  • Would an older or younger dog better fit your current lifestyle?
  • Do you need a dog that is easily trainable, or do you have time and patience for a more independent breed?
  • Do you need a dog that follows you around or one that is less clingy?
  • Do you need a dog that can travel with you often?
  • Can your home accommodate a larger dog, or do you only have room for a smaller one?
  • What happens if your dog grows larger than originally expected?

 

There Are Costs Associated With Every Dog:

Whether you pick up your new best friend from a breeder, or a shelter, or if it is being given away for free, there are costs associated with every dog. When it comes to these costs, they can be a significant consideration as to whether of not you are ready for a dog. While there are some pet insurances out there to help with some of these costs, there are plenty of other costs to consider.

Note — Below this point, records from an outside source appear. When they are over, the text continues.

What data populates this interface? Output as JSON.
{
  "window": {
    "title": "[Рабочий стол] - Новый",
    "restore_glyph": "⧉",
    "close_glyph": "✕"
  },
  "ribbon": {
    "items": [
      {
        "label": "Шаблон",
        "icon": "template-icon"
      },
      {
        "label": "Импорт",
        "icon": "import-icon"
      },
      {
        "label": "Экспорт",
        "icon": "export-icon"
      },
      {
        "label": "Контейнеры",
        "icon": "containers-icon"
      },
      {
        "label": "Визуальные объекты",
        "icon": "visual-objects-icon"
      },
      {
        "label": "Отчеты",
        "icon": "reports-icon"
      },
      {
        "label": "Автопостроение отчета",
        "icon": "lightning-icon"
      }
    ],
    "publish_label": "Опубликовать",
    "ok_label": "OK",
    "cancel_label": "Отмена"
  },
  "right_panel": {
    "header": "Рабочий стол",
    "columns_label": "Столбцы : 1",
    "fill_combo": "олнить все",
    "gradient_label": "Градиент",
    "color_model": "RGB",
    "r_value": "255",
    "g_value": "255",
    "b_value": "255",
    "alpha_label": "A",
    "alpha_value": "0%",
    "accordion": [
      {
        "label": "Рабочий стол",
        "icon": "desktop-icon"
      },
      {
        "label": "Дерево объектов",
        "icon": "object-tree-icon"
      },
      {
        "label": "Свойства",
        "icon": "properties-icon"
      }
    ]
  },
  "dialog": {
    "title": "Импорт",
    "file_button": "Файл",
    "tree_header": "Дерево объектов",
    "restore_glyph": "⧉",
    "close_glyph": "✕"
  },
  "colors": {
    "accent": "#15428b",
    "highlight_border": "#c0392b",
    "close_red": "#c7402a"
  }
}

  • Spaying or Neutering
  • Veterinary Care
  • Licensing and Identity Chipping
  • Yearly shots and preventative care
  • Collars, Leashes and ID tags
  • Grooming Supplies
  • Toys
  • Food
  • Bed
  • Crate
  • Carrier
  • Unexpected costs such as accidents or illness
  • Behavioral support, medications, or training school
  • Pet boarding or services for when you are out of town

 

Considerations When It Comes To Time

One thing you need to think about when it comes to deciding whether or not you are ready for a new dog, is whether or not you have enough time for it. This includes not only time for activities, but also the attention your new dog will need emotionally.

  • Feeding
  • Training
  • Exercising
  • Grooming
  • Playing
  • Personal Attention
  • Bathroom Needs

 

New Dog Shopping Checklist

If you have gone through this entire checklist and you feel like you are ready for a new dog, then congratulations! You are about to embark on an amazing adventure. Please see the following checklist that will help you fully prepare for your new dog.

  • Food and Water Bowls
  • Dog food – check to see if your new friend needs a special diet
  • Collar
  • Dog Leash
  • ID tag with your contact information
  • Dog carrier for vet trips
  • Dog bed
  • Dog bathing supplies
  • Nail Clippers
  • Dog tooth care, chewable dental sticks or toothpaste
  • Grooming brushes or combs
  • Non-toxic cleaners for accidents
  • Odor neutralizer
  • Pooper scooper or baggies for walks or cleaning up the backyard
  • Toys
  • Treats
  • First aid supplies
  • Baby gates

 

Dog First Aid Kit

According to the American Kennel Club, there are some specific items that you should have on hand for your new dog in case of a medical emergency or health issue. Just like humans, you should have a well-stocked medical kit for any unforeseen issues. Whether you end up needing to remove a splinter, or help with a tummy ache, there are several items you may want to have on hand:

  • Pet Emergency Guide – reference guide on first aid for dogs
  • Gauze
  • Non-Stick Bandages
  • Cotton Balls
  • Hydrogen Peroxide
  • Triple Antibiotic Ointment
  • Milk of Magnesia
  • Thermometer
  • Scissors
  • Tweezers
  • Magnifying Glass
  • Syringes
  • Flashlight
  • Towel
  • Soft Muzzle

As outlined in this checklist, there are many things to consider when it comes to whether or not you are ready for a new dog.

Your new friend is going to be an integral part of your life, so make sure you take into consideration the other people in your life and how a new dog fits into that.

Also, remember that it is important to choose a type of dog that matches your lifestyle.

There are of course time and financial considerations when it comes to adding a new dog to your family and knowing that you can take care of all of these needs for over a decade is important.

Bringing home a dog though, can be extremely rewarding and fun.